“Malinaw ang sinasabi ng ating leadership na hindi tayo magre-resort sa red-tagging, even to harassment (Our leadership has a clear order, we will not resort to red-tagging, even to harassment),” Eleazar said in a Rappler Talk interview on Sunday, May 9.
During his first speech as the new PNP chief, Eleazar said he will focus on an internal cleansing program to clean the ranks of the police and minimize criminality. These focal points include the continuing fight against insurgency.
Under President Rodrigo Duterte’s administration, the red-tagging and killings of progressive individuals have worsened. On March 7, the Calabarzon police launched a simultaneous crackdown against activists dubbed “Bloody Sunday,” which saw the death of 9 activists and arrests of 6 others who are still currently detained.
The new PNP chief also said that they already released a memorandum reminding all police units to carefully avoid red-tagging in statements they release.
Meanwhile, on the groups identified as communist-terrorist groups by the government, Eleazar said that instead of stooping down to the level of these organizations that resort to violence, they will instead use programs and educational activities that will counter the ideologies being taught by these groups.
Duterte’s campaign promise is ending insurgency, which has been one of the government’s main concerns for the past 5 decades. In 2018, Duterte signed Executive Order No. 70, which ordered the creation of the National Task Force to End Local Communist Armed Conflict (NTF-ELCAC) and the whole-of-nation approach against insurgency.
During his first press conference on May 10, Eleazar said the public should expect police presence in the community pantries. The new PNP chief clarified that they will not profile or order the closure of such pantries, but rather will secure the area.
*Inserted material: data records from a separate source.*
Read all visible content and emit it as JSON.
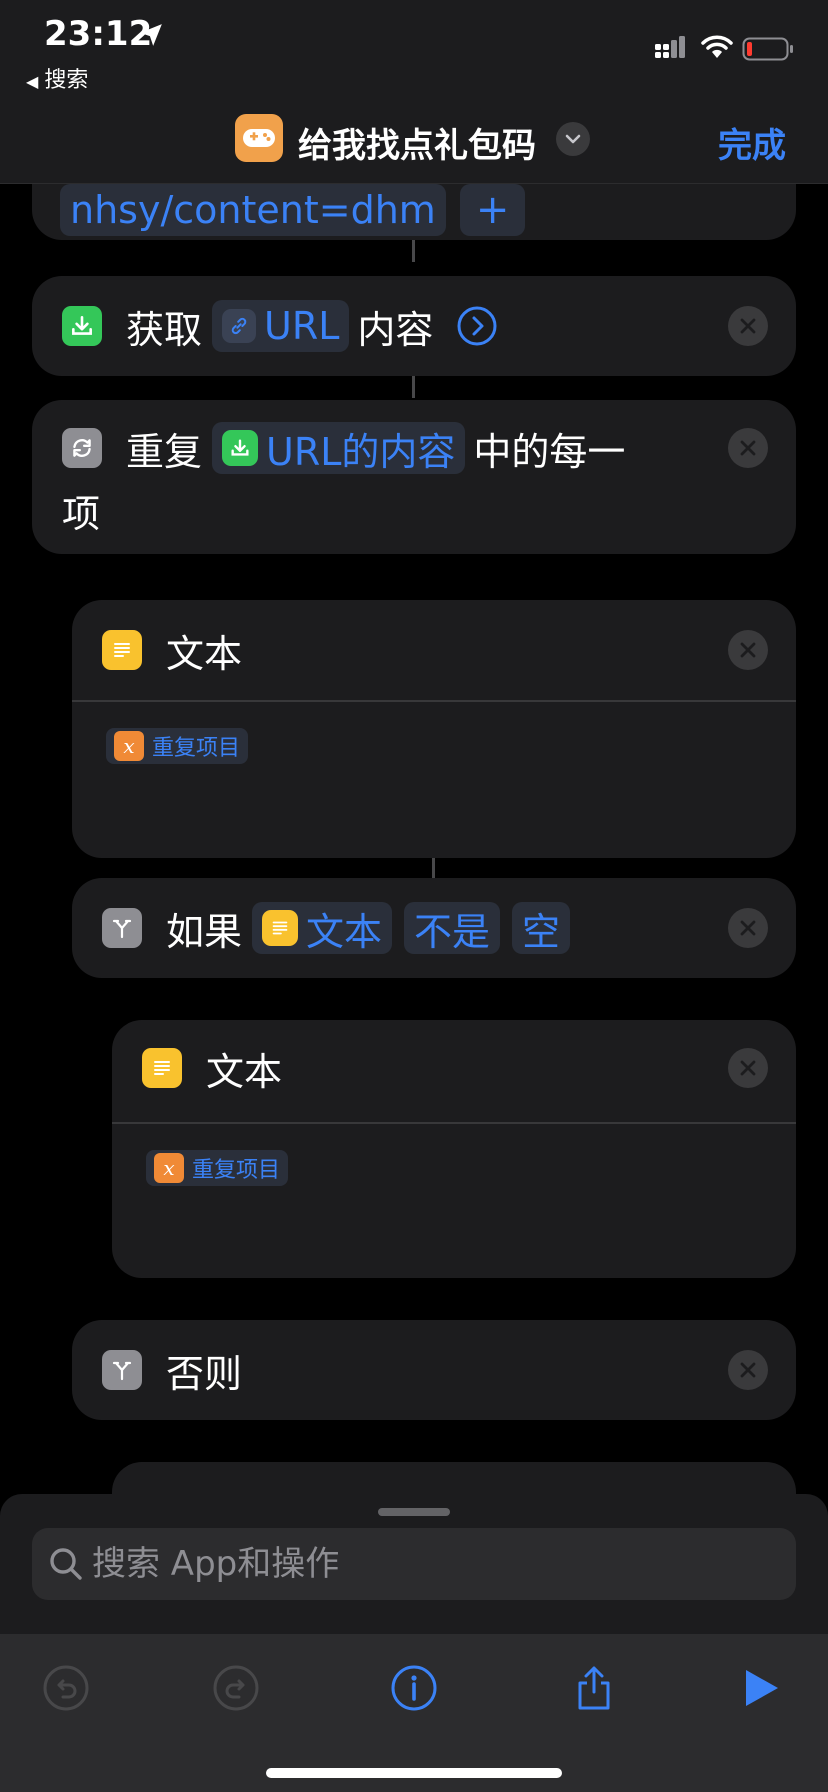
{
  "status": {
    "time": "23:12",
    "back_label": "搜索"
  },
  "nav": {
    "title": "给我找点礼包码",
    "done_label": "完成"
  },
  "actions": {
    "url_card": {
      "url_tail": "nhsy/content=dhm",
      "add_label": "+"
    },
    "get_contents": {
      "verb": "获取",
      "token": "URL",
      "suffix": "内容"
    },
    "repeat": {
      "verb": "重复",
      "token": "URL的内容",
      "suffix": "中的每一",
      "wrap": "项"
    },
    "text1": {
      "title": "文本",
      "var_token": "重复项目"
    },
    "if": {
      "verb": "如果",
      "token_text": "文本",
      "token_condition": "不是",
      "token_value": "空"
    },
    "text2": {
      "title": "文本",
      "var_token": "重复项目"
    },
    "otherwise": {
      "label": "否则"
    }
  },
  "search": {
    "placeholder": "搜索 App和操作"
  },
  "icons": {
    "location": "location-arrow-icon",
    "signal": "cellular-signal-icon",
    "wifi": "wifi-icon",
    "battery": "battery-low-icon",
    "app": "gamepad-icon",
    "download": "download-icon",
    "repeat": "repeat-icon",
    "text": "text-lines-icon",
    "branch": "branch-icon",
    "variable": "variable-icon",
    "undo": "undo-icon",
    "redo": "redo-icon",
    "info": "info-icon",
    "share": "share-icon",
    "play": "play-icon"
  },
  "colors": {
    "accent": "#3b82f6",
    "green": "#34c759",
    "yellow": "#f9c22e",
    "orange": "#f08a36",
    "battery_low": "#ff3b30"
  }
}
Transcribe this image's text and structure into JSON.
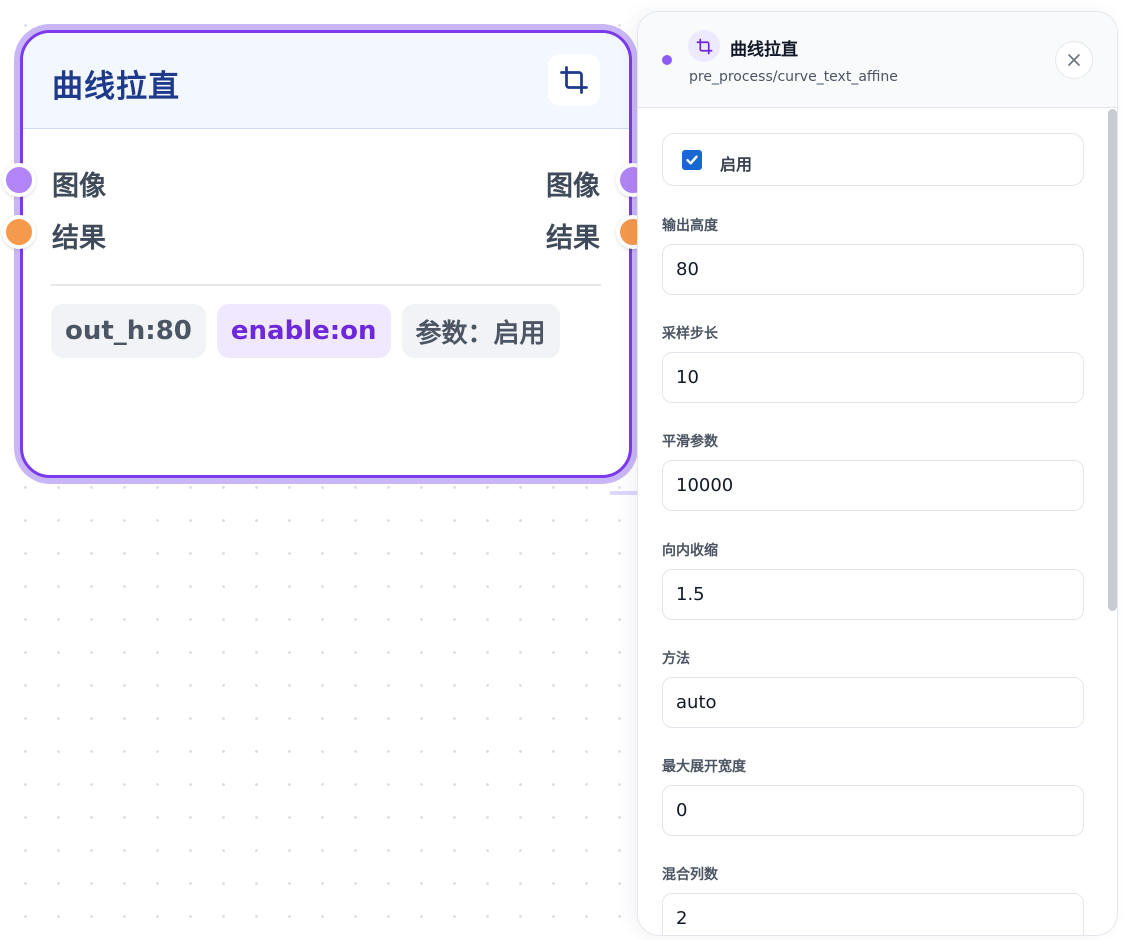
{
  "node": {
    "title": "曲线拉直",
    "icon": "crop-icon",
    "ports": [
      {
        "label": "图像",
        "color": "#b185f5"
      },
      {
        "label": "结果",
        "color": "#f59a4d"
      }
    ],
    "tags": [
      "out_h:80",
      "enable:on",
      "参数：启用"
    ]
  },
  "panel": {
    "title": "曲线拉直",
    "subtitle": "pre_process/curve_text_affine",
    "icon": "crop-icon",
    "close_icon": "close-icon",
    "enable": {
      "label": "启用",
      "checked": true
    },
    "fields": [
      {
        "label": "输出高度",
        "value": "80"
      },
      {
        "label": "采样步长",
        "value": "10"
      },
      {
        "label": "平滑参数",
        "value": "10000"
      },
      {
        "label": "向内收缩",
        "value": "1.5"
      },
      {
        "label": "方法",
        "value": "auto"
      },
      {
        "label": "最大展开宽度",
        "value": "0"
      },
      {
        "label": "混合列数",
        "value": "2"
      }
    ]
  },
  "colors": {
    "accent": "#7c3aed",
    "title": "#1e3a8a",
    "checkbox": "#1967d2"
  }
}
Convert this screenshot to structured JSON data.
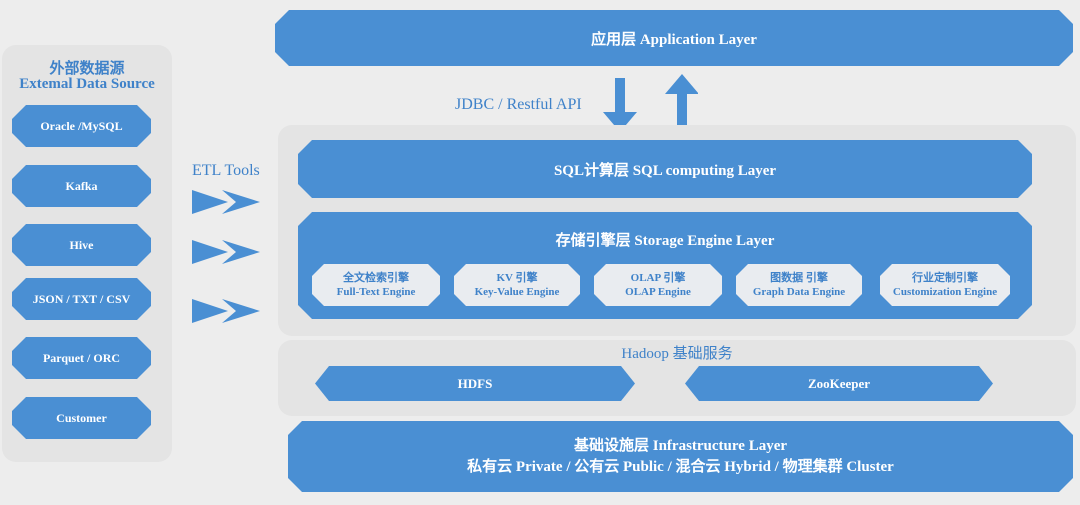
{
  "external": {
    "title_cn": "外部数据源",
    "title_en": "Extemal Data Source",
    "sources": [
      "Oracle /MySQL",
      "Kafka",
      "Hive",
      "JSON / TXT / CSV",
      "Parquet / ORC",
      "Customer"
    ]
  },
  "etl_label": "ETL Tools",
  "application_layer": "应用层 Application Layer",
  "api_label": "JDBC /  Restful API",
  "sql_layer": "SQL计算层   SQL computing Layer",
  "storage": {
    "title": "存储引擎层   Storage Engine Layer",
    "engines": [
      {
        "cn": "全文检索引擎",
        "en": "Full-Text Engine"
      },
      {
        "cn": "KV 引擎",
        "en": "Key-Value Engine"
      },
      {
        "cn": "OLAP 引擎",
        "en": "OLAP  Engine"
      },
      {
        "cn": "图数据 引擎",
        "en": "Graph Data Engine"
      },
      {
        "cn": "行业定制引擎",
        "en": "Customization Engine"
      }
    ]
  },
  "hadoop": {
    "title": "Hadoop 基础服务",
    "services": [
      "HDFS",
      "ZooKeeper"
    ]
  },
  "infrastructure": {
    "title": "基础设施层 Infrastructure Layer",
    "subtitle": "私有云 Private / 公有云 Public / 混合云 Hybrid / 物理集群 Cluster"
  },
  "colors": {
    "accent": "#4a8fd3",
    "panel": "#e4e4e4",
    "label": "#3f82c9"
  }
}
Eleazar also said he already instructed the police commanders to assist community pantry organizers in their areas.
On the red-tagging of pantries, Eleazar said he will not tolerate this.
“At least doon sa effort ng pulis na pupunta doon para magtanong, para magbigay sila ng protection, that’s one thing. Pero ‘yung mag-post ka sa social media telling them na involved sila in those activities [by the rebel groups] ibang usapan din ‘yun,” Eleazar said.
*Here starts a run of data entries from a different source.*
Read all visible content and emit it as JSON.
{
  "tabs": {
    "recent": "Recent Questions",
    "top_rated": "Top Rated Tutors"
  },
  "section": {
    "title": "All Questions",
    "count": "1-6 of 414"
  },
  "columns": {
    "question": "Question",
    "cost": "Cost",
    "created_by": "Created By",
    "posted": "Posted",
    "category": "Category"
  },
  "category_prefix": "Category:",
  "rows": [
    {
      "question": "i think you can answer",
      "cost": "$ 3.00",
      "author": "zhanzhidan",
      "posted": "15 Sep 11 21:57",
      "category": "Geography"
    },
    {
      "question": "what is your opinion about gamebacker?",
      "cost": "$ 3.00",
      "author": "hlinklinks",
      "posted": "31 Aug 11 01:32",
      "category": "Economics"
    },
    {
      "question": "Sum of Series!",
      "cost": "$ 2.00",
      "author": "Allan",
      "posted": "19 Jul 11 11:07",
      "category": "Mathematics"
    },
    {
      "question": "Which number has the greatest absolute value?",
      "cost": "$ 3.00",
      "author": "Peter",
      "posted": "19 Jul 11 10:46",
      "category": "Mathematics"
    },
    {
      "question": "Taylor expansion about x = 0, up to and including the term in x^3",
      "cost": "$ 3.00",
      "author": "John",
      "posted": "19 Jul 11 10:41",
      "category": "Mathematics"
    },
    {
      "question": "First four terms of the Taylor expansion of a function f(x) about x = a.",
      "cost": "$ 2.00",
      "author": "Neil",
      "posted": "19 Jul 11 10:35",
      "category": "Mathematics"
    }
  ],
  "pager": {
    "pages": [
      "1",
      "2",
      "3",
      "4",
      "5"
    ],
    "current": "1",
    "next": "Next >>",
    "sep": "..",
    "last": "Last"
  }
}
(At least for the police’s efforts to personally go to the pantries to monitor, and give protection, that’s one thing. But posting on social media telling that they are involved in the activities of rebel groups is a different thing.)
On April 14, Ana Patricia Non opened a community pantry along Maginhawa Street in Quezon City, where people can donate and take food supplies and other needs. The project has since gone viral and replicated all over the country.
But a few days later, Non suspended their operations due to safety concerns after the Quezon City Police District and the National Task Force To End Local Communist Armed Conflict (NTF-ELCAC) red-tagged them on social media. The post was also shared by at least 7 Facebook pages linked to the police.